Benjamin—It sounds like it still has a definitive place in the fabric of Cuban society and will continue for a long time.

 

Julia—It's not going anywhere in our opinion. Just the paquete being present at all, providing access that isn't nationalized, is a political gesture. One thing that's worth clarifying is that the paquete helps the government as well. One of the reasons that the State doesn’t shut paquete operations down, is that it serves a purpose in mitigating the lack of media and material. There is access, it's just a different kind of access and it's controlled . So it's very complicated because it's a political gesture, but it's also a question of who it's helping and who it's hurting.

 

Nestor—It's very easy to control the paquete.

 

Julia—Because it's a finite amount of stuff.

 

Nestor—Exactly. The paquete also doesn't include pornography or political content to reduce the likelihood of government intervention.

 

"Every single day this guy's biggest problem is that he has to turn away flocks of teenagers who come with USB sticks filled with their own content."

 

Benjamin—There are Cuban YouTubers that are popping up now, through the paquete.

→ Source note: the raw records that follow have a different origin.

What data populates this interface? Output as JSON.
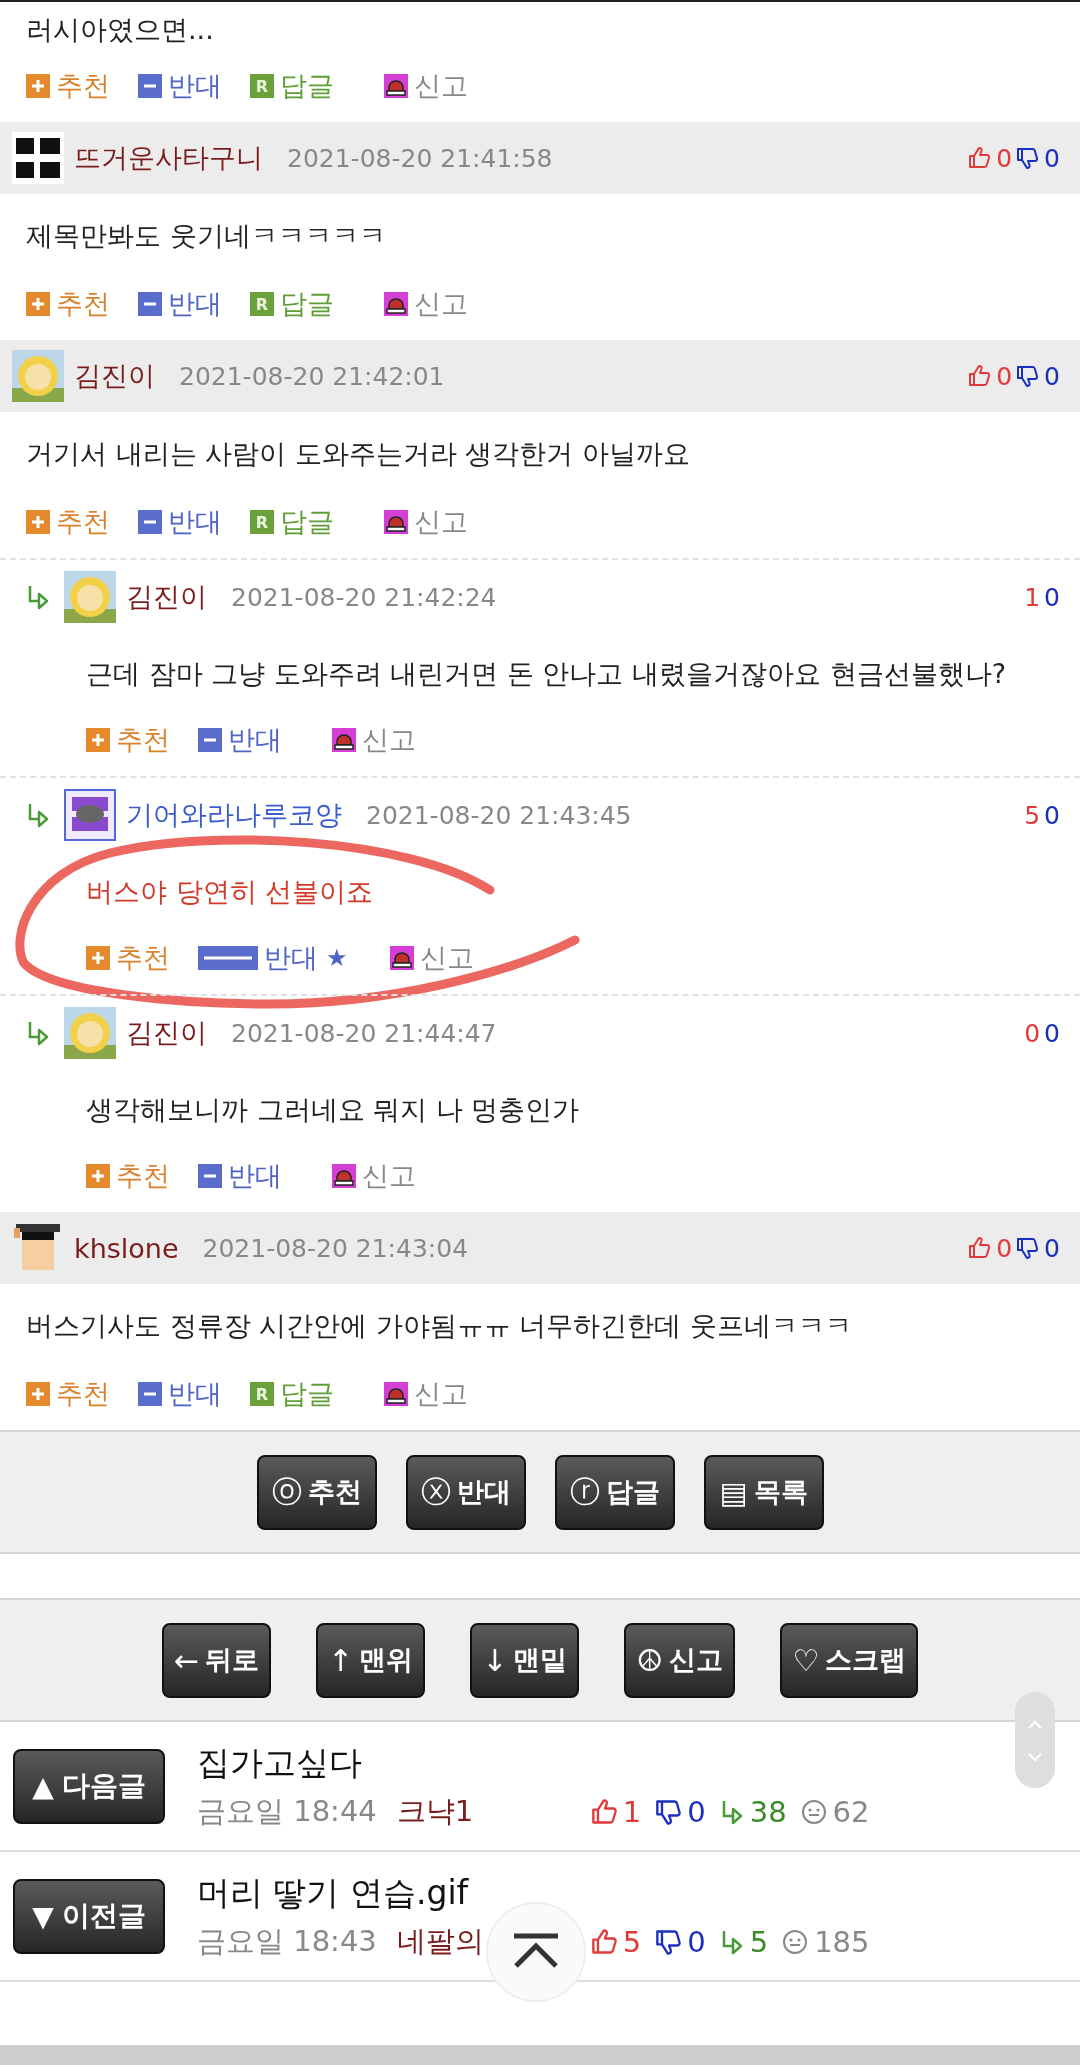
{
  "partial_comment": {
    "body": "러시아였으면...",
    "actions": [
      {
        "kind": "recommend",
        "label": "추천"
      },
      {
        "kind": "oppose",
        "label": "반대"
      },
      {
        "kind": "reply",
        "label": "답글",
        "badge": "R"
      },
      {
        "kind": "report",
        "label": "신고"
      }
    ]
  },
  "comments": [
    {
      "author": "뜨거운사타구니",
      "avatar": {
        "kind": "letters"
      },
      "time": "2021-08-20 21:41:58",
      "up": "0",
      "down": "0",
      "body": "제목만봐도 웃기네ㅋㅋㅋㅋㅋ",
      "actions": [
        {
          "kind": "recommend",
          "label": "추천"
        },
        {
          "kind": "oppose",
          "label": "반대"
        },
        {
          "kind": "reply",
          "label": "답글",
          "badge": "R"
        },
        {
          "kind": "report",
          "label": "신고"
        }
      ]
    },
    {
      "author": "김진이",
      "avatar": {
        "kind": "sun"
      },
      "time": "2021-08-20 21:42:01",
      "up": "0",
      "down": "0",
      "body": "거기서 내리는 사람이 도와주는거라 생각한거 아닐까요",
      "actions": [
        {
          "kind": "recommend",
          "label": "추천"
        },
        {
          "kind": "oppose",
          "label": "반대"
        },
        {
          "kind": "reply",
          "label": "답글",
          "badge": "R"
        },
        {
          "kind": "report",
          "label": "신고"
        }
      ],
      "replies": [
        {
          "author": "김진이",
          "avatar": {
            "kind": "sun"
          },
          "time": "2021-08-20 21:42:24",
          "up": "1",
          "down": "0",
          "highlighted": false,
          "body": "근데 잠마 그냥 도와주려 내린거면 돈 안나고 내렸을거잖아요 현금선불했나?",
          "actions": [
            {
              "kind": "recommend",
              "label": "추천"
            },
            {
              "kind": "oppose",
              "label": "반대"
            },
            {
              "kind": "report",
              "label": "신고"
            }
          ]
        },
        {
          "author": "기어와라나루코양",
          "avatar": {
            "kind": "tile"
          },
          "time": "2021-08-20 21:43:45",
          "up": "5",
          "down": "0",
          "highlighted": true,
          "body": "버스야 당연히 선불이죠",
          "actions": [
            {
              "kind": "recommend",
              "label": "추천"
            },
            {
              "kind": "oppose",
              "label": "반대",
              "mark": "★"
            },
            {
              "kind": "report",
              "label": "신고"
            }
          ]
        },
        {
          "author": "김진이",
          "avatar": {
            "kind": "sun"
          },
          "time": "2021-08-20 21:44:47",
          "up": "0",
          "down": "0",
          "highlighted": false,
          "body": "생각해보니까 그러네요 뭐지 나 멍충인가",
          "actions": [
            {
              "kind": "recommend",
              "label": "추천"
            },
            {
              "kind": "oppose",
              "label": "반대"
            },
            {
              "kind": "report",
              "label": "신고"
            }
          ]
        }
      ]
    },
    {
      "author": "khslone",
      "avatar": {
        "kind": "pixel"
      },
      "time": "2021-08-20 21:43:04",
      "up": "0",
      "down": "0",
      "body": "버스기사도 정류장 시간안에 가야됨ㅠㅠ 너무하긴한데 웃프네ㅋㅋㅋ",
      "actions": [
        {
          "kind": "recommend",
          "label": "추천"
        },
        {
          "kind": "oppose",
          "label": "반대"
        },
        {
          "kind": "reply",
          "label": "답글",
          "badge": "R"
        },
        {
          "kind": "report",
          "label": "신고"
        }
      ]
    }
  ],
  "comment_toolbar": [
    {
      "icon": "ⓞ",
      "label": "추천"
    },
    {
      "icon": "ⓧ",
      "label": "반대"
    },
    {
      "icon": "ⓡ",
      "label": "답글"
    },
    {
      "icon": "▤",
      "label": "목록"
    }
  ],
  "page_toolbar": [
    {
      "icon": "←",
      "label": "뒤로"
    },
    {
      "icon": "↑",
      "label": "맨위"
    },
    {
      "icon": "↓",
      "label": "맨밑"
    },
    {
      "icon": "☮",
      "label": "신고"
    },
    {
      "icon": "♡",
      "label": "스크랩"
    }
  ],
  "post_nav": [
    {
      "icon": "▲",
      "label": "다음글",
      "title": "집가고싶다",
      "time": "금요일 18:44",
      "author": "크냑1",
      "up": "1",
      "down": "0",
      "replies": "38",
      "views": "62"
    },
    {
      "icon": "▼",
      "label": "이전글",
      "title": "머리 땋기 연습.gif",
      "time": "금요일 18:43",
      "author": "네팔의",
      "up": "5",
      "down": "0",
      "replies": "5",
      "views": "185"
    }
  ]
}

How did this start out, and where is there place in Cuba?

 

Julia—There are a couple of what Nestor and I are calling "micro-phenomena," within the phenomenon of “El Paquete.” There are these little groups where interesting things are happening that are very particular to the platform. For example a Cuban YouTuber group is emerging right now. There is an area on the paquete with a folder of web shows, which typically includes different YouTube celebrities with large international fan bases. Because that content is included in the paquete there is a familiarity with this type of storytelling, and the aesthetics and rhythm of this type of video. Now, a community of mostly teenage Cubans who have gotten really excited about that format and have started creating their own material in that “YouTube style.” What's super interesting about this is that a lot of these videos are never uploaded to the internet, so they are YouTubers that live offline in this very well-developed network that's not broadcast outside of Cuba. We worked with the group that creates the “OMEGA” paquete, to create our archive and they told us a couple weeks ago when we were at their offices, that they literally cannot keep up with the demand of YouTubers. Not from a consumer side, but from a provider side. Every single day this guy's biggest problem is that he has to turn away flocks of teenagers who come with USB sticks filled with their own content. They want him to put their content in the paquete, and of course there is only so much space because it can't be more than a terabyte. There are way too many Cuban teenage "YouTubers" to be able to accommodate them all.

 

Nestor—Normally the teenager wouldn't need to pay anything to show his material, but it’s just the evolution of the YouTuber. It's very interesting because, normally online you would just receive comments on the YouTube page, but since this is through the paquete, they include their personal phone number on the video and the YouTuber will receive comments directly to their cell phone or their email

 

Julia—It's like, "Leave me a text!" instead of a comment.

 

Nestor—It's a way to communicate with different teenagers in other countries. It's a phenomenon in development right now.

 

Julia—Nestor’s partner, Yainet Rodríguez, is actually the principal specialist of a museum in Havana, and she said that teenagers came to the museum, and somebody asked “What do you want to be when you grow up?” And a lot of the teenagers said, “I want to be a YouTuber."

 

Nestor—It's the beginning of something huge

 

 “17.(SEPT) [By WeistSiréPC]™” by Julia Weist and Nestor Siré runs from September 17, 2017 to February 18, 2018 at the Queens Museum. Visit our Vimeo album for more Cuban YouTube videos.